Advisors may assign equivalencies within their own college or department (as determined by that unit’s policy); however, equivalencies outside an advisor’s unit should be assigned by the unit that would own that course on the UA campus.  For instance, a Spanish 201 equivalency for a language class taken abroad should be approved by the Department of Modern Languages.  Likewise, a Biology 111 equivalency should be approved by the Department of Biology.  However, if such a course were to be assigned a general equivalency, such as free elective, it naturally would be in the purview of any advisor to do so.  General Education equivalencies must be approved by Dr. Karla Mugler, the Associate Vice-President for Integrated Student Success, and Honors equivalencies must be approved by the Honors College.

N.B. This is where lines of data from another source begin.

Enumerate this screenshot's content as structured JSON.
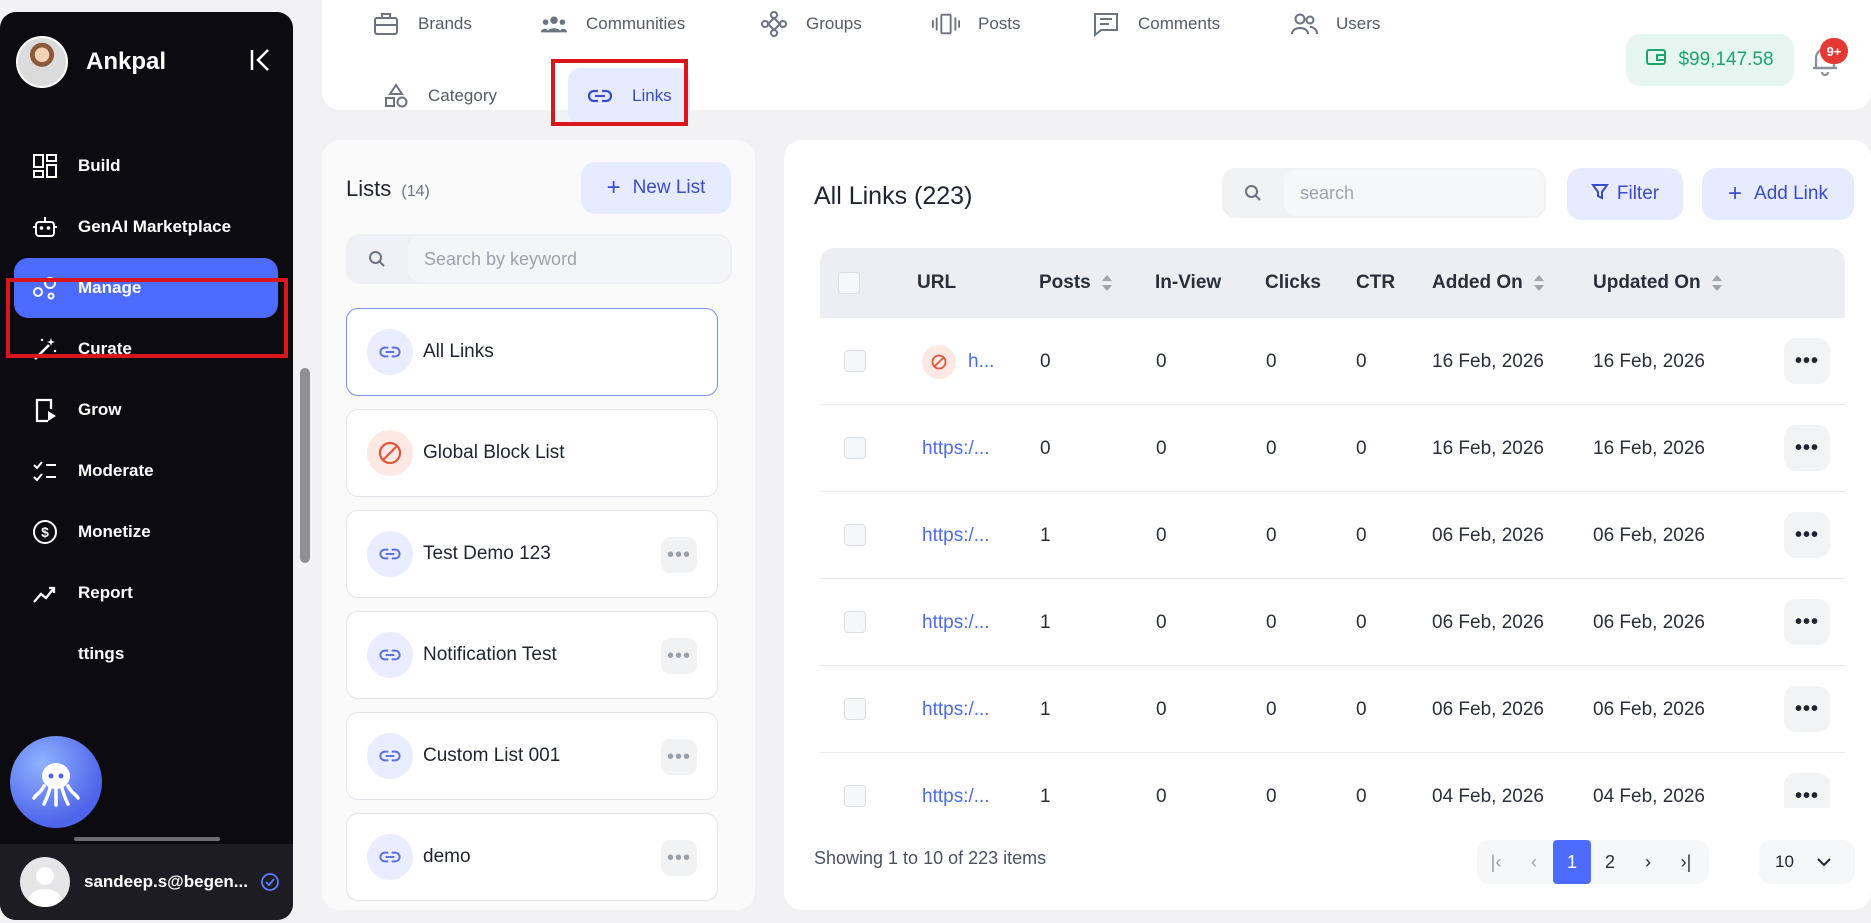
{
  "sidebar": {
    "brand": "Ankpal",
    "items": [
      {
        "label": "Build",
        "icon": "dashboard-grid-icon"
      },
      {
        "label": "GenAI Marketplace",
        "icon": "robot-icon"
      },
      {
        "label": "Manage",
        "icon": "manage-nodes-icon",
        "active": true
      },
      {
        "label": "Curate",
        "icon": "magic-wand-icon"
      },
      {
        "label": "Grow",
        "icon": "grow-play-icon"
      },
      {
        "label": "Moderate",
        "icon": "checklist-icon"
      },
      {
        "label": "Monetize",
        "icon": "dollar-circle-icon"
      },
      {
        "label": "Report",
        "icon": "trend-chart-icon"
      },
      {
        "label": "ttings",
        "icon": "gear-icon"
      }
    ],
    "user": {
      "email": "sandeep.s@begen..."
    }
  },
  "topbar": {
    "tabs": [
      {
        "label": "Brands",
        "icon": "briefcase-icon"
      },
      {
        "label": "Communities",
        "icon": "community-icon"
      },
      {
        "label": "Groups",
        "icon": "groups-icon"
      },
      {
        "label": "Posts",
        "icon": "posts-icon"
      },
      {
        "label": "Comments",
        "icon": "comment-icon"
      },
      {
        "label": "Users",
        "icon": "users-icon"
      },
      {
        "label": "Category",
        "icon": "shapes-icon"
      },
      {
        "label": "Links",
        "icon": "link-icon",
        "active": true
      }
    ],
    "wallet": "$99,147.58",
    "notification_badge": "9+"
  },
  "lists": {
    "title": "Lists",
    "count": "(14)",
    "new_list": "New List",
    "search_placeholder": "Search by keyword",
    "items": [
      {
        "name": "All Links",
        "active": true
      },
      {
        "name": "Global Block List",
        "blocked": true
      },
      {
        "name": "Test Demo 123"
      },
      {
        "name": "Notification Test"
      },
      {
        "name": "Custom List 001"
      },
      {
        "name": "demo"
      }
    ]
  },
  "links": {
    "title": "All Links (223)",
    "search_placeholder": "search",
    "filter": "Filter",
    "add_link": "Add Link",
    "columns": [
      "URL",
      "Posts",
      "In-View",
      "Clicks",
      "CTR",
      "Added On",
      "Updated On"
    ],
    "rows": [
      {
        "url": "h...",
        "blocked": true,
        "posts": "0",
        "inview": "0",
        "clicks": "0",
        "ctr": "0",
        "added": "16 Feb, 2026",
        "updated": "16 Feb, 2026"
      },
      {
        "url": "https:/...",
        "posts": "0",
        "inview": "0",
        "clicks": "0",
        "ctr": "0",
        "added": "16 Feb, 2026",
        "updated": "16 Feb, 2026"
      },
      {
        "url": "https:/...",
        "posts": "1",
        "inview": "0",
        "clicks": "0",
        "ctr": "0",
        "added": "06 Feb, 2026",
        "updated": "06 Feb, 2026"
      },
      {
        "url": "https:/...",
        "posts": "1",
        "inview": "0",
        "clicks": "0",
        "ctr": "0",
        "added": "06 Feb, 2026",
        "updated": "06 Feb, 2026"
      },
      {
        "url": "https:/...",
        "posts": "1",
        "inview": "0",
        "clicks": "0",
        "ctr": "0",
        "added": "06 Feb, 2026",
        "updated": "06 Feb, 2026"
      },
      {
        "url": "https:/...",
        "posts": "1",
        "inview": "0",
        "clicks": "0",
        "ctr": "0",
        "added": "04 Feb, 2026",
        "updated": "04 Feb, 2026"
      }
    ],
    "showing": "Showing 1 to 10 of 223 items",
    "pages": [
      "1",
      "2"
    ],
    "current_page": "1",
    "per_page": "10"
  },
  "colors": {
    "accent": "#4d6cff",
    "highlight_frame": "#d9161b",
    "wallet_green": "#21a36e"
  }
}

Naturally, not all coursework taken abroad will have or need a specific UA course equivalent.  However, the Office of the University Registrar cannot post any coursework that is not approved and assigned a UA equivalency.  In such cases, advisors may assign general equivalencies such as free elective or Philosophy Elective 100.

Due to differences in international educational systems and the procedures for course registration, it is not always possible to guarantee that certain classes will be available to students once they arrive.  Students should guard against problems arising from this by obtaining approval not only for their primary course choices, but also for an equal number of alternate course choices.  Should a student be unable to register for one or more of their primary choices, having alternate choices preapproved provides them some direction and confidence in what to do, as well as ensures the credit transfer process is smooth upon return.

In some cases, students may be forced to take a class not included in either the primary or alternate choices.  Advisors may then be asked to provide approval while the student is abroad or retroactively upon the student’s return.

The Office of International Programs must receive a copy of the completed and signed Transient Permission Form(s).

Resident Credit Requirements and Education Abroad

Education Abroad credits are an automatic exception to the restriction of 18 total credit hours for transient work.

Students within the final 16 (Associate) or 32 (Bachelor) credits of their degree program may request a waiver of the applicable resident credit requirement from the Dean of their degree-granting College.  In the past, such waivers based on education abroad participation frequently have been granted.

International Internships

International internships are a growing sector of education abroad, and many third party providers offer such opportunities to students.  As eligibility requirements for earning internship credit vary across campus, students will be directed to the appropriate internship coordinator or advisor for guidance.  However, the Office of International Programs happily will remain a resource and/or intermediary for both the student and advisor.  To a great extent providers are willing to accommodate university requirements to enable the student to earn credit.

Most frequently, international internships will not have credit attached to them, with providers leaving it to a student’s home institution to award credit.  Most likely, students thus will need to register for the appropriate departmental internship course and pay the accompanying UA tuition.

Nonetheless, some providers do and others may offer internship credit through the international partner institution or a domestic School of Record.  In these cases, students will be charged tuition for those credits and will receive a transcript.  If permitted by department or college policy, advisors may choose to handle such classes as any other transient credit and use the Transient Permission Form.